• **WHAT IS BEING ASKED**
When the word "caption" shows up in a line of the data below, copy that whole line.

• **DATASET EXCERPTS**
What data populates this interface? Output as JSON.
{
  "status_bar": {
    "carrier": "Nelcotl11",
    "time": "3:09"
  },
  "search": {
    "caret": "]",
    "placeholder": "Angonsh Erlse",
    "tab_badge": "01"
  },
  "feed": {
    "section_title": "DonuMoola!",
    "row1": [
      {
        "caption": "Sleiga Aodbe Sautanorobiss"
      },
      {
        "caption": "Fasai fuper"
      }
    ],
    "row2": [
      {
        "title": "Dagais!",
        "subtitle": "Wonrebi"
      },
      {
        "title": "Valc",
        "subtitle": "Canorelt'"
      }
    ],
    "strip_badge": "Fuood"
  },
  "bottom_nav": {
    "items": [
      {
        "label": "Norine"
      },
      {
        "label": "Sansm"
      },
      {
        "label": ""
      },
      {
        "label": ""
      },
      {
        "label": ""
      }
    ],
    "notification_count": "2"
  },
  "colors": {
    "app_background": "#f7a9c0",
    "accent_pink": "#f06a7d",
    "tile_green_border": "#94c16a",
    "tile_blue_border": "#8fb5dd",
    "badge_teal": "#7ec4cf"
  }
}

• **ANSWER FOR THIS EXERCISE**
        "caption": "Sleiga Aodbe Sautanorobiss"
        "caption": "Fasai fuper"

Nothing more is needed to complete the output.